* Company has faced several damages suits for Colombia ops
* Chiquita admitted paying right-wing AUC paramilitaries
* In latest case, 242 seek damages for killings, injuries
MIAMI, April 14 Nearly 250 Colombians who say
they and relatives were victims of violence by Colombian
right-wing paramilitaries filed a lawsuit on Wednesday seeking
more than $1 billion in damages from the Chiquita banana
company, which has admitted making payments to paramilitaries.
The lawsuit against the U.S.-based Chiquita Brands
International Inc CQB.N, was filed on behalf of 242
plaintiffs in a U.S. District Court in Florida. The plaintiffs
were also seeking unspecified punitive damages from the court.
In their complaint, some allege that family members were
killed by the right-wing paramilitary group AUC, or United
Self-Defense Forces of Colombia, "as a result of Chiquita's
support for the AUC and its operations."
Others allege they themselves were seriously injured by the
AUC, which is accused of carrying out massacres during
Colombia's long-running guerrilla war before it began disarming
The lawsuit is the latest of several similar damages suits
filed against Chiquita over its operations in Colombia.
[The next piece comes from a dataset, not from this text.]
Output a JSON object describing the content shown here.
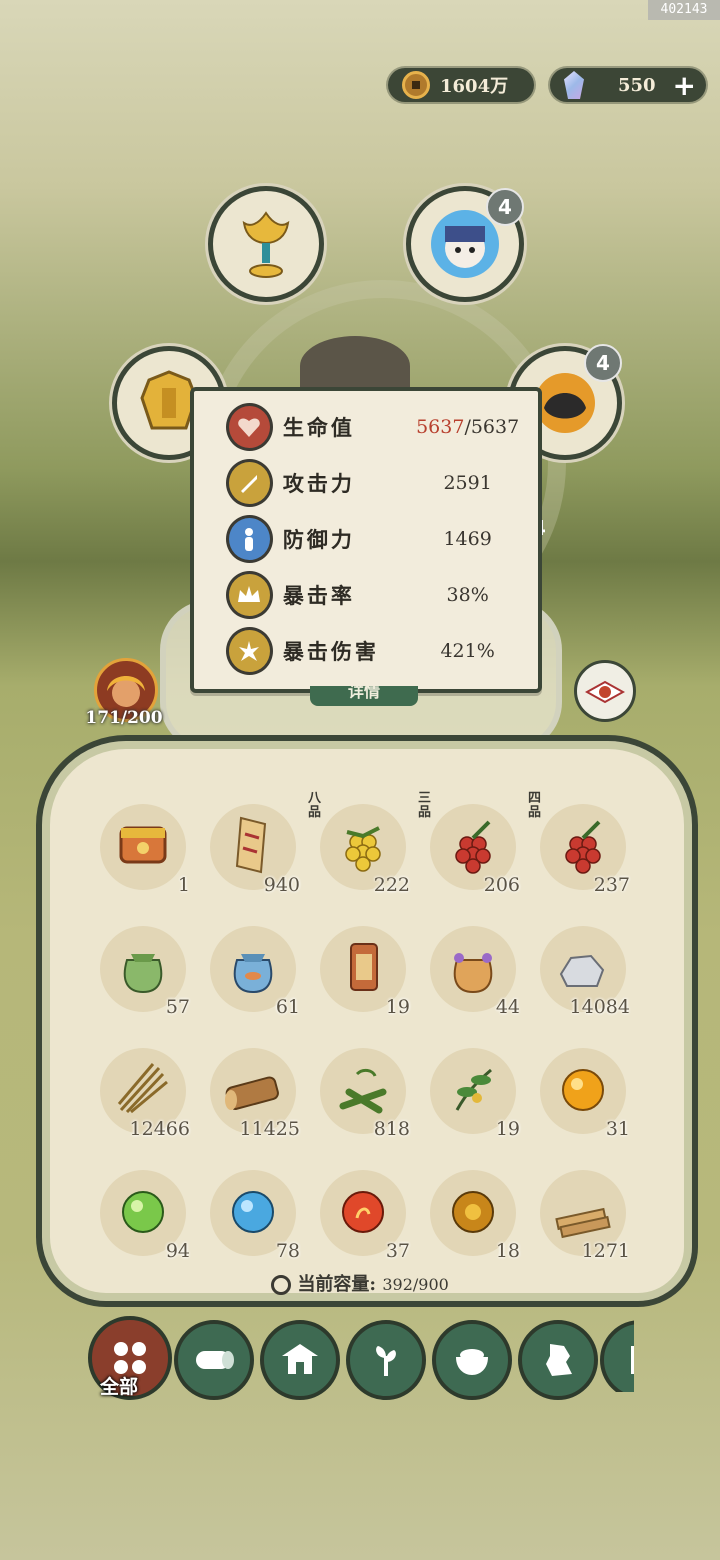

In a March 2007 agreement with the U.S. Justice Department,
Chiquita agreed to pay a $25 million fine to settle a criminal
complaint accusing it of paying the AUC more than $1.7 million
from 1997 to 2004.
The U.S. government has declared the AUC a foreign
terrorist organization, along with Colombian leftist rebels.
Chiquita acknowledged in 2007 it had made payments to both
left- and right-wing militias. It said that the money was aimed
at protecting Chiquita employees at a time when kidnappings and
murders were frequent in the Andean country's northern
"This lawsuit, and others like it, will hold Chiquita --
which had revenues in excess of $3.5 billion last year --
accountable to those victimized by its unlawful conduct," said
Lee Wolosky, a partner at Boies Schiller & Flexner LLP which is
acting on behalf of the 242 plaintiffs.
Chiquita could not be reached for comment.
"Chiquita has already admitted to engaging in criminal
conduct that violated federal law by making systematic
financial payments to a foreign terrorist organization,"
"Yet it has refused to provide compensation to the victims
of terrorist atrocities made possible by its regular, repeated
and knowing financial support," added Wolosky, who is a former
White House counterterrorism official under Presidents Bill
Clinton and George W. Bush.
(Reporting by Pascal Fletcher; Editing by Robert MacMillan)